Despite the crude oil prices steeped to $84 per barrel, the Foreign institutional investors kept on selling even the domestic equity benchmarks Nifty and Sensex closed higher on Friday, October 6, 2023. According to the reports, the FIIs offloaded Rs90 crore in Indian equities while DIIs (Domestic institutional investors) invested Rs 783b.25 crore in Indian stocks, as net buyers again on Friday. NSE data showed that Foreign institutional investors cumulatively purchased Indian equities for Rs 6727.34 crore and in turn, sold equities for Rs 6917.63 crore resulting in an outflow of more than Rs90 crore. We have a lot more to unravel about Foreign institutional investors’s cumulative buy and sell, in the article. Stick with this page and go through it till the end.

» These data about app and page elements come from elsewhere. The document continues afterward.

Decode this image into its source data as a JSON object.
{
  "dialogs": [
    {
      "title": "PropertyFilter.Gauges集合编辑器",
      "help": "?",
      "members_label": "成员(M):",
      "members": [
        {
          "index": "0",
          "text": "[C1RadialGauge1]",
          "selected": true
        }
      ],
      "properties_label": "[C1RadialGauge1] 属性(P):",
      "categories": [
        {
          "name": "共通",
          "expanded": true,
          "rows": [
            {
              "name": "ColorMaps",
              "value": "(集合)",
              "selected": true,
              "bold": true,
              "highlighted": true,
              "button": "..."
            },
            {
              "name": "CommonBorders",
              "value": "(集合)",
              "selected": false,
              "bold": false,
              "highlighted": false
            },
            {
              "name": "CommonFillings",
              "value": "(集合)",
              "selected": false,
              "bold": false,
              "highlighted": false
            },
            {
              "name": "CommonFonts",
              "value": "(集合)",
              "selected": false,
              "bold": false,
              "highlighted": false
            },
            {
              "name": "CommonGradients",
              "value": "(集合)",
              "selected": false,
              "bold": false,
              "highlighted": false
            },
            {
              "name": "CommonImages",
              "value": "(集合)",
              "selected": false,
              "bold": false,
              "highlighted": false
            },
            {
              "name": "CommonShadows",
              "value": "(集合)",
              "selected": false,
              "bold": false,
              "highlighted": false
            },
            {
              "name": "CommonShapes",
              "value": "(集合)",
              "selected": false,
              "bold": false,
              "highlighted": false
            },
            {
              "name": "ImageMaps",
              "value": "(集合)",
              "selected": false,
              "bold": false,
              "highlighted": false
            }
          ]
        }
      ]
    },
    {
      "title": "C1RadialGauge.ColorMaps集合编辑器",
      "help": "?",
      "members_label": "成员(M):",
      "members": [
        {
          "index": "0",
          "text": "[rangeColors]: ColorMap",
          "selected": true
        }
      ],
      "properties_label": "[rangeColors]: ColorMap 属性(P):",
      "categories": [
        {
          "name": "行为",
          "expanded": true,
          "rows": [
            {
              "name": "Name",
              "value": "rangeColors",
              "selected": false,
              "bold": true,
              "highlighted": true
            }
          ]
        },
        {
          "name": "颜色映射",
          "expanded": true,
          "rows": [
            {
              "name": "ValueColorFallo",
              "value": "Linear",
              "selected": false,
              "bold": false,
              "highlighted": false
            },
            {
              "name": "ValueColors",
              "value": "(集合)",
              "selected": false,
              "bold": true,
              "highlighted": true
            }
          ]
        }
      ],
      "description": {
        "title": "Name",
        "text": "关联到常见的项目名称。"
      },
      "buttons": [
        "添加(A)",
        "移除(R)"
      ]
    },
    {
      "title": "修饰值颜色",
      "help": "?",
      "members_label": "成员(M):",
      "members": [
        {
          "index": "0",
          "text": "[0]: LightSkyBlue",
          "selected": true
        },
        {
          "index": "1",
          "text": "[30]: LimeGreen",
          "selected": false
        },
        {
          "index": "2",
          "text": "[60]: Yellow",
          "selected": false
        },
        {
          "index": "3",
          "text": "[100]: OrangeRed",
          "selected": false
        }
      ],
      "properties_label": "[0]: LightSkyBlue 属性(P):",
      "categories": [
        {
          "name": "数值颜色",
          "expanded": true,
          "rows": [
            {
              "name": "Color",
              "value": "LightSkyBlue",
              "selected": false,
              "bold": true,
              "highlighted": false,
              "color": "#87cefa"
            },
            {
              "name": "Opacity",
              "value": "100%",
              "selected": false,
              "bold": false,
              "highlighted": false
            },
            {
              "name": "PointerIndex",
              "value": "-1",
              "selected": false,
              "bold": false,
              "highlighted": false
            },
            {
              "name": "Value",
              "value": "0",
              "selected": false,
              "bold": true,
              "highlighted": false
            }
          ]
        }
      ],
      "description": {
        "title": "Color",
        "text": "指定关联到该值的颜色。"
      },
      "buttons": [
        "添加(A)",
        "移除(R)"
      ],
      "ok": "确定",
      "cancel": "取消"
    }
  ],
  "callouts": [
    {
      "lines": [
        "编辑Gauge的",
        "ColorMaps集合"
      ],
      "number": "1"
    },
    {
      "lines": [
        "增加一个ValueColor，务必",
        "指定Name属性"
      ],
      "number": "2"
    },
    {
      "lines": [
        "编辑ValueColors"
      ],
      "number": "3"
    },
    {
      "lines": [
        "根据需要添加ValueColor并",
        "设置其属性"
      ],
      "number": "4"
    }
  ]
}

According to the NSE data, Domestic institutional investors bought for Rs 7150.57 crore and sold equities for Rs 6367.32 crore, resulting in an inflow of Rs 783.25 crore. While Foreign institutional investors registered an outflow of Rs90 crore. The MPC (Monetary Policy Committee) of the Reserve Bank of India (RBI) kept a status quo on policy stance in line with Street estimates and repo rates. The rate-setting panel unanimously chose to keep the repo rate same at 6.5 percent on October 6. The RBI also maintained its policy stance as the “withdrawal of accommodation” with five MPC members voting in favor of this, out of six.
The head of research at Geojit Financial Services, Vinod Nair said that the RBI maintained a hawkish stance on liquidity as they consider OMO to contain liquidity in the system to lead 10-year yield inching higher. He kept on saying that the central bank has become more realistic about its policy approach. Furthermore, the marker is reacting positively to the growth rate and a steeper in crude oil prices.
Vinod Nair of Geojit Financial Services said, “The risk of higher inflation led the RBI to become more realistic in their policy approach. The central bank maintained a hawkish tone on liquidity management, as they may consider OMO to contain liquidity in the system, which led to India’s 10-year yield inching higher. The market, however, reacted positively, as the status quo on the growth rate and a further drop in oil prices provided near-term support.” For the second consecutive day, the Indian equities rallied on the RBI’s monetary policy’s status quo along with its stance on policies. Stay tuned to this site.